The morning I arrived in London was freezing especially as I waited in the cold for almost an hour before the bus came to take me to Southampton Central Station (I wasn't too early but the bus didn't come according to the printed time table...I guess I should have confirmed with the driver the day before!). It was my first time in the big city, to attend the orientation event of my Chevening scholarship. As usual, I couldn't firmly decide to whether drink tea or coffee, so I had neither and rushed to the conference hall. Once I approached the start of a bridge (which I thought must be London bridge and was wondering why it hasn't fallen down as my childhood song says) and saw the famous buildings and Big Ben I really felt, may for the first time, that I'm in England. I took out my camera, and as I'm a bit old-fashioned and not fond of selfies, I found a nice spot on the bridge, set my camera to the auto mode and took myself a nice picture. Later the view of Westminster Abbey and other buildings from Queen Elizabeth II Conference Hall was also stunning especially with the spills of sunshine we were lucky to have by midday.
|Westminster Bridge leading to the House of Parliament & Big Ben|

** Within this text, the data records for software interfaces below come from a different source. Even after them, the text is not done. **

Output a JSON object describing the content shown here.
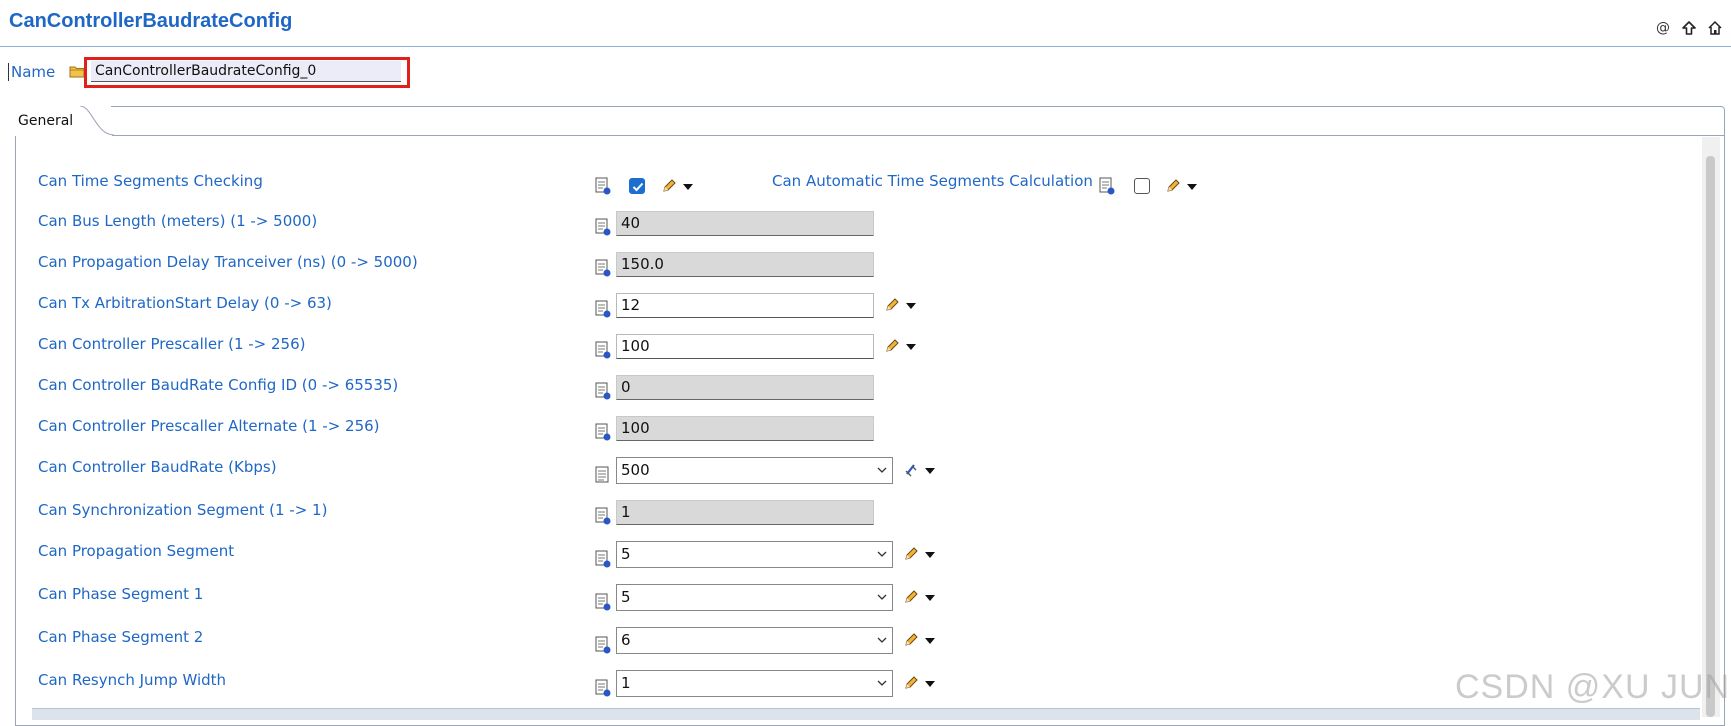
{
  "header": {
    "title": "CanControllerBaudrateConfig",
    "icons": [
      "at-icon",
      "up-arrow-icon",
      "home-icon"
    ]
  },
  "name_row": {
    "label": "Name",
    "value": "CanControllerBaudrateConfig_0"
  },
  "tabs": [
    {
      "label": "General"
    }
  ],
  "rows": {
    "time_seg_check": {
      "label": "Can Time Segments Checking",
      "checked": true
    },
    "auto_time_seg": {
      "label": "Can Automatic Time Segments Calculation",
      "checked": false
    },
    "bus_length": {
      "label": "Can Bus Length (meters) (1 -> 5000)",
      "value": "40"
    },
    "prop_delay": {
      "label": "Can Propagation Delay Tranceiver (ns) (0 -> 5000)",
      "value": "150.0"
    },
    "tx_arb": {
      "label": "Can Tx ArbitrationStart Delay (0 -> 63)",
      "value": "12"
    },
    "prescaller": {
      "label": "Can Controller Prescaller (1 -> 256)",
      "value": "100"
    },
    "baudrate_id": {
      "label": "Can Controller BaudRate Config ID (0 -> 65535)",
      "value": "0"
    },
    "prescaller_alt": {
      "label": "Can Controller Prescaller Alternate (1 -> 256)",
      "value": "100"
    },
    "baudrate": {
      "label": "Can Controller BaudRate (Kbps)",
      "value": "500"
    },
    "sync_seg": {
      "label": "Can Synchronization Segment (1 -> 1)",
      "value": "1"
    },
    "prop_seg": {
      "label": "Can Propagation Segment",
      "value": "5"
    },
    "phase_seg1": {
      "label": "Can Phase Segment 1",
      "value": "5"
    },
    "phase_seg2": {
      "label": "Can Phase Segment 2",
      "value": "6"
    },
    "resync_jump": {
      "label": "Can Resynch Jump Width",
      "value": "1"
    }
  },
  "watermark": "CSDN @XU JUNNY",
  "colors": {
    "label_blue": "#1f67c6",
    "highlight_red": "#e0201b",
    "checkbox_blue": "#1c6fd1",
    "readonly_gray": "#d9d9d9"
  }
}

The day was full of speeches, some boring and some interesting, mainly focusing on inspiring stories about leadership, how to make the best of your year in the UK, and what to do to stay on track. Most importantly we were promised an afternoon tea at 10 Downing st. if we win the photo competition aimed at promoting the Chevening. It's very tempting to go there and see from where Hugh Grant was ruling the country (in case you've seen the movie Love Actually)...only if I could take nice selfies.
|Competition for current Chevening Scholars to show photos from their time in the UK|
By the time when the 620 scholars from around 120 countries were split into groups for a feedback session, based on their regions, I was surprised to find that there are scholars from Israel. When I think of it now I'm not sure if I thought that because I don't perceive it as a developing country (they are very advanced when it comes to scientific research especially in biomedical engineering, my original field of study) or I just tend to forget about its existence.
Throughout the day we were encouraged to immerse in the British culture and especially try the food, however the Egyptian scholars with other scholars from Lebanon, Libya and Algeria ended up having dinner in a Lebanese restaurant in Edgware road which is the furthermost you can get from British culture but this is another story.